(Web page and app entries)
------------------------------------

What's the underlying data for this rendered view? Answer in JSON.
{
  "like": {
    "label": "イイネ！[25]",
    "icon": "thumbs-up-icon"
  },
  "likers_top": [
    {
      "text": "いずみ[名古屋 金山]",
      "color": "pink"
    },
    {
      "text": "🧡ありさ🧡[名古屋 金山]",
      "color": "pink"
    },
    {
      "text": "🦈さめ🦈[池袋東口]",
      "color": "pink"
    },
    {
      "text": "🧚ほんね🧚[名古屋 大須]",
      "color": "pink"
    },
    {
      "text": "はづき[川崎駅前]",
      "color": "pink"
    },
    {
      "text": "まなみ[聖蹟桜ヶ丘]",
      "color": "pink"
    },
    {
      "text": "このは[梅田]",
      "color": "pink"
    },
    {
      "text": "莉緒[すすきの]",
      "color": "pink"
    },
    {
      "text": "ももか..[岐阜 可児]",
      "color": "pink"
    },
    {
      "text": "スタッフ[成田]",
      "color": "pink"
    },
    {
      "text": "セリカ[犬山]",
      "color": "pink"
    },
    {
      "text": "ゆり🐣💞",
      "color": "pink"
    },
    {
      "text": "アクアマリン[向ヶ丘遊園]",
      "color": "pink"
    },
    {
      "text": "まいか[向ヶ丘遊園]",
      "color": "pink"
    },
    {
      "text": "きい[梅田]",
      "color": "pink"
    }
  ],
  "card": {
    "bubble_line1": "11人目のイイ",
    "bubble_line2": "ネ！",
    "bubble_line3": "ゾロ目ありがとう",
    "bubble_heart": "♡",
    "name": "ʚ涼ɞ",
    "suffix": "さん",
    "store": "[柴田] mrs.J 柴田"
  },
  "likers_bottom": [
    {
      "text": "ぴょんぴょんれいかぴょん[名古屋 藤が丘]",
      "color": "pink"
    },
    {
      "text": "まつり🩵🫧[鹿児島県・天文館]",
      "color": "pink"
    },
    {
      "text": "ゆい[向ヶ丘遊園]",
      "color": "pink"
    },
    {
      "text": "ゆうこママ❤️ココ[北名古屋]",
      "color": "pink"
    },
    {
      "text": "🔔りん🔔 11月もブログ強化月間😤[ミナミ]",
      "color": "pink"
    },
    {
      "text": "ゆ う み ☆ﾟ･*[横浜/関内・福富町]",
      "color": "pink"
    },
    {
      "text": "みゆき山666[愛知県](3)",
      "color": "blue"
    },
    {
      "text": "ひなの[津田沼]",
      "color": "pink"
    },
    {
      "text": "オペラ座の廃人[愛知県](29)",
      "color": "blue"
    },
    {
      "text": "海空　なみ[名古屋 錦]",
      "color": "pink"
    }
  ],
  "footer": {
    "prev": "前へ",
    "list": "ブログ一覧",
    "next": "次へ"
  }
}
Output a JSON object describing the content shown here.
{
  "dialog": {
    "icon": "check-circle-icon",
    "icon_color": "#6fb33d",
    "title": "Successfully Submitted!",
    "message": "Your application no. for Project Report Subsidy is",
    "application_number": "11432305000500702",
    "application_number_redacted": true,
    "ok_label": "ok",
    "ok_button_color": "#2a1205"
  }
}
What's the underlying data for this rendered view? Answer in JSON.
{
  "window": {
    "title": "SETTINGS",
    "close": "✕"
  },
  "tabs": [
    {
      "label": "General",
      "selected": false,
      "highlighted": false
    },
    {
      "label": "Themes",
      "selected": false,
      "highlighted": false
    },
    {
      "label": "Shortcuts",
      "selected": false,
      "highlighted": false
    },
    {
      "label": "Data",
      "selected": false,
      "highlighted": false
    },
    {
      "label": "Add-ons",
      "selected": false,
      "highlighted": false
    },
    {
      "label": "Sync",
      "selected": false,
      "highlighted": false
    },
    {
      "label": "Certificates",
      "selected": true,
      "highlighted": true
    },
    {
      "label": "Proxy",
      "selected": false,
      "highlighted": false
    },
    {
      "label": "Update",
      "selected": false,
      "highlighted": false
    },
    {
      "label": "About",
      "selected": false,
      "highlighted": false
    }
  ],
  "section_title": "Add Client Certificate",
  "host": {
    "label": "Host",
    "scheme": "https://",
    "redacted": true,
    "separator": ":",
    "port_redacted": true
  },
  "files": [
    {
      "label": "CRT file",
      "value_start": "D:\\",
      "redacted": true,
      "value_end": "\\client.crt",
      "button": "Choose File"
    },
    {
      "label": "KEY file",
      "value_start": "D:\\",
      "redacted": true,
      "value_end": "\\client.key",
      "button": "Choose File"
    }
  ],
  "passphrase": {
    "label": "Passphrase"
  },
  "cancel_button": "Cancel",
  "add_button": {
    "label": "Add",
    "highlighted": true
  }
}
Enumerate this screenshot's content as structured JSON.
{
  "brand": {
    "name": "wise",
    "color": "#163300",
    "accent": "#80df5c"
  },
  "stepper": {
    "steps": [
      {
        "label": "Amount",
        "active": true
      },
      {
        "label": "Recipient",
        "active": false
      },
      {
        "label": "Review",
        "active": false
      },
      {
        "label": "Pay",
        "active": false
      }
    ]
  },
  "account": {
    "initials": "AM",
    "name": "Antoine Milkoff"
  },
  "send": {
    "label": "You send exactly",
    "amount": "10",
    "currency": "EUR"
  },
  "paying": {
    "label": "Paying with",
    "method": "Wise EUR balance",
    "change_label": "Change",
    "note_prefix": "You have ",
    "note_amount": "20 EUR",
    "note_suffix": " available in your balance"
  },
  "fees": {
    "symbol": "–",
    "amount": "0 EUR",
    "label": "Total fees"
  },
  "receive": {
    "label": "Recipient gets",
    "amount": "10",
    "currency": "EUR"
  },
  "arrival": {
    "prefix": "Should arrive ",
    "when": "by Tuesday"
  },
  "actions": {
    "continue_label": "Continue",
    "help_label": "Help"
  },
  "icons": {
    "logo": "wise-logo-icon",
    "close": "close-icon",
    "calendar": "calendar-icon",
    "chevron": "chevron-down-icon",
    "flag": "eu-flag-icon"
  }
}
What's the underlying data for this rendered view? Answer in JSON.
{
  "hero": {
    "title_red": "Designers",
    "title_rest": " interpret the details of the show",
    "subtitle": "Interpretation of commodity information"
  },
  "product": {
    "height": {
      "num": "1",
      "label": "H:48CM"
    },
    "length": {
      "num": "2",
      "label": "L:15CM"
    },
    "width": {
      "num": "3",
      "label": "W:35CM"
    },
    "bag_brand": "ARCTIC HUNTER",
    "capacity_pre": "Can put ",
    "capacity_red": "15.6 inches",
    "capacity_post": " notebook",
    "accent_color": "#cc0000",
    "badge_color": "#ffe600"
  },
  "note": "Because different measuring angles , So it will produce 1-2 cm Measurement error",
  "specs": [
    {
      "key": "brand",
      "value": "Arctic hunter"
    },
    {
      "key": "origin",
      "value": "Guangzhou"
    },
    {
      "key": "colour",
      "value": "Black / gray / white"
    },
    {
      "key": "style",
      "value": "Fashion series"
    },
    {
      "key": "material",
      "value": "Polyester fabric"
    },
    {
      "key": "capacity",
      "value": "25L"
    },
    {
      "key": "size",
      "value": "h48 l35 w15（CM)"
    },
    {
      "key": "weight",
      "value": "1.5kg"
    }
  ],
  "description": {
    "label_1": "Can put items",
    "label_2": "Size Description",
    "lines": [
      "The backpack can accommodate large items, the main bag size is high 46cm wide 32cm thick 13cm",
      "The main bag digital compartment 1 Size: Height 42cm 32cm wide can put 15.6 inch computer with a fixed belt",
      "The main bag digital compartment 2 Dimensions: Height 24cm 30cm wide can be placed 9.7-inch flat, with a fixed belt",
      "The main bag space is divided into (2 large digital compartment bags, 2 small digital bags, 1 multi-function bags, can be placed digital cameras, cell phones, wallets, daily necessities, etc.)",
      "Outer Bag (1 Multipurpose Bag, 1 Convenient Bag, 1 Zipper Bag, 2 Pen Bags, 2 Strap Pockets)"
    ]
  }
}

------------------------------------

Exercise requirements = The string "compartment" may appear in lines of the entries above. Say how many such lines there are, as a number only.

The completed task = 3